Friday, December 5, 2008

The Ghost of Christmas Past?

By Lonnie Cruse

Recently hubby was shifting things around in his closet (he calls it cleaning the closet) and found a small box of old pictures.

Shuffling through, I came across an early 50's picture of a decorated Christmas tree sitting in front of the two living room corner windows in the house where I grew up. Back then the tree was always real and always covered in tinsel. My step-mom had a friend who hung each strand perfectly. I was no longer allowed to help with the tinsel once my ability to toss a large handful at the top branches was discovered.



Another picture in the box was of me holding the two foot tall doll I got for Christmas in 1952. That year I was nine, the same age my youngest grandson is now. As mom snapped the picture an unknown couple in the background walked down the sidewalk of the small motel next door to us. Both are dressed in perfect examples of early 50's fashion, except the man isn't wearing a hat. I love looking at them, wondering who they were, where they were going that long ago Christmas day in Las Vegas, Nevada. To visit friends or family? To lunch? To a casino? Moments in time.



I love mystery, but I also love reading science fiction. The ability science fiction offers us to do things we can't really do. At least not yet. I often wonder what it would be like to be able to visit the past. To step into an old photograph, into that setting, and see what's going on. Or step through an antique mirror and see the people who looked at their reflection when the mirror was new. What would that be like? What would I see? And would my being there change anything for those in the past?

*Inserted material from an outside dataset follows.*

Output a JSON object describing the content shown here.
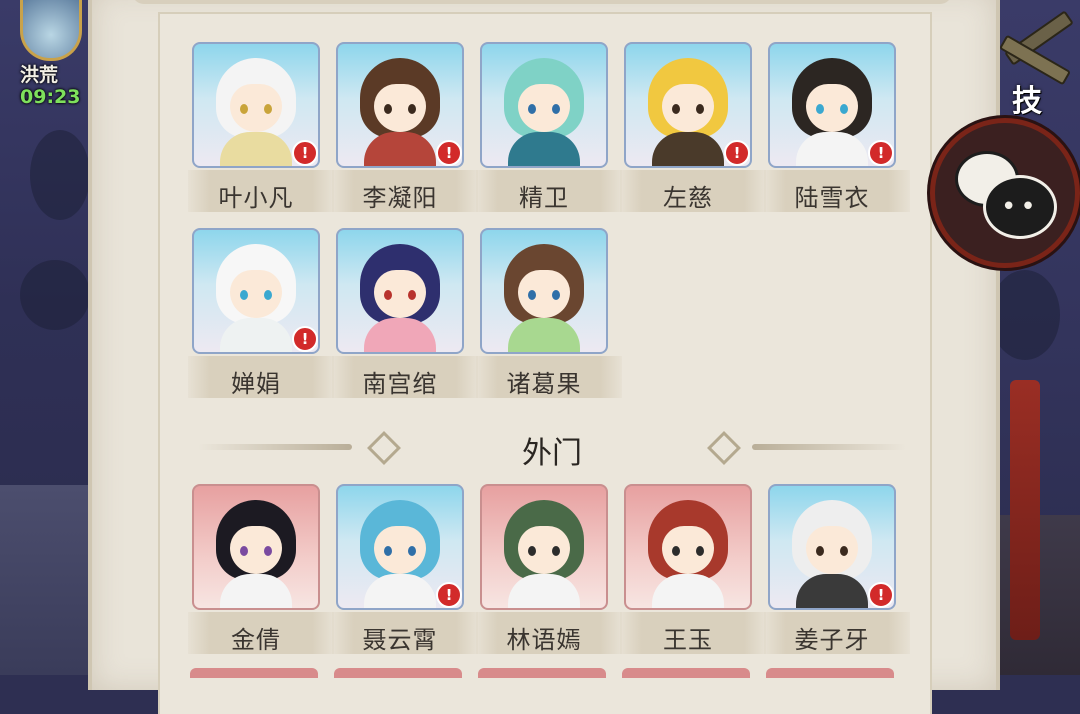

One thing I've learned through watching modern day forensic programs is that killers always take something with them from the crime scene (even if they don't realize it, like a carpet fiber or a strand of hair from the victim onto their clothes) and they always leave something (carpet fibers from their own home or vehicle, their own hair strands, etc.) So wouldn't it be nearly impossible to visit the past and not leave something of ourselves or take something away, thus changing things? I dunno.

But I do know I'd love to be able to visit the past. Maybe that Christmas day in 1952 with the coveted doll in my hands, Santa having come through for me yet again. Or my wedding day? A day when my boys were little enough to sit on my lap? So many days. Maybe even a difficult day, to comfort or be comforted by a loved one?

Sigh, but then I'd likely be spending all my days in the past, entirely missing the present. And the future. Ah, maybe that's why we can't visit the past, where we know pretty much what happened? Because we need to be here, living the day? Well, it was just a thought.

May your present be full of lovely presents and your future be bright. Meanwhile, why not pull out an old album and spend an hour visiting the past? But brace yourself, your hair styles and clothing were pretty different back then.

P. S. A special Merry Christmas wish to Francie T. who lived across the street from me and who received a similar doll that year.

7 comments:

Lorraine_Bartlett said...

Love the tree, Lonnie! My mother has always been afraid of fire. So when I was 6 (my brother 4) we got one one of those non-flammable aluminum trees. My brother never remembered the real ones, so Christmas to him has always been an aluminum tree. His wife insists they have a green, artificial (pre-lit) tree. He still laments that she tossed out his three (acquired--just in case) aluminum trees after they moved the last time. (I've got a green artificial tree, too! Never liked the aluminum one.)

Lonnie Cruse said...

Don's mom always had the aluminum tree too, and the spinning light. So did we for a few years. We use an artificial tree now so I can keep it up longer.

Thankful Paul said...

Hello

Sandra Parshall said...

I always loved the Star Trek episodes where Kirk and Spock traveled back in time to prevent some disaster. It's fascinating to think how altering one event, maybe a seemingly inconsequential chance meeting or decision, might change the course of history. Scrooge in A Christmas Carol, of course, is given a lesson in how petty, mean-spirited actions can cause enormous harm.

Don't go back to the past, Lonnie. You might find yourself wanting to change all sorts of little things, and in doing so you might make the rest of your life unravel! We are where we are for a reason, and every step we've ever taken has been leading us to this spot.

Bill McCleery said...

Interesting post! My wife and I both grew up on the Eastside of Indianapolis, and we met when I was 24 and she was several years younger. In talking about our childhood and teen-age years, we've realized both our families frequented some of the same exact places (and her family some of the places I worked as a teen-ager). We almost certainly crossed paths numerous times as kids. Wouldn't it be neat to be able to rewind a "video archive" of all our past encounters and watch together the times when that happened? "Look, I'm standing in line right next to you," etc. Oh well. Fun to imagine.

Julia Buckley said...

What a fun post! I love the pictures, and I've often thought about the notion of where I would go, or WHEN I would go, if I could time travel. Some perfect day would indeed be a good destination.

Lonnie Cruse said...

Wow, great comments/suggestions everyone! Thanks for stopping by!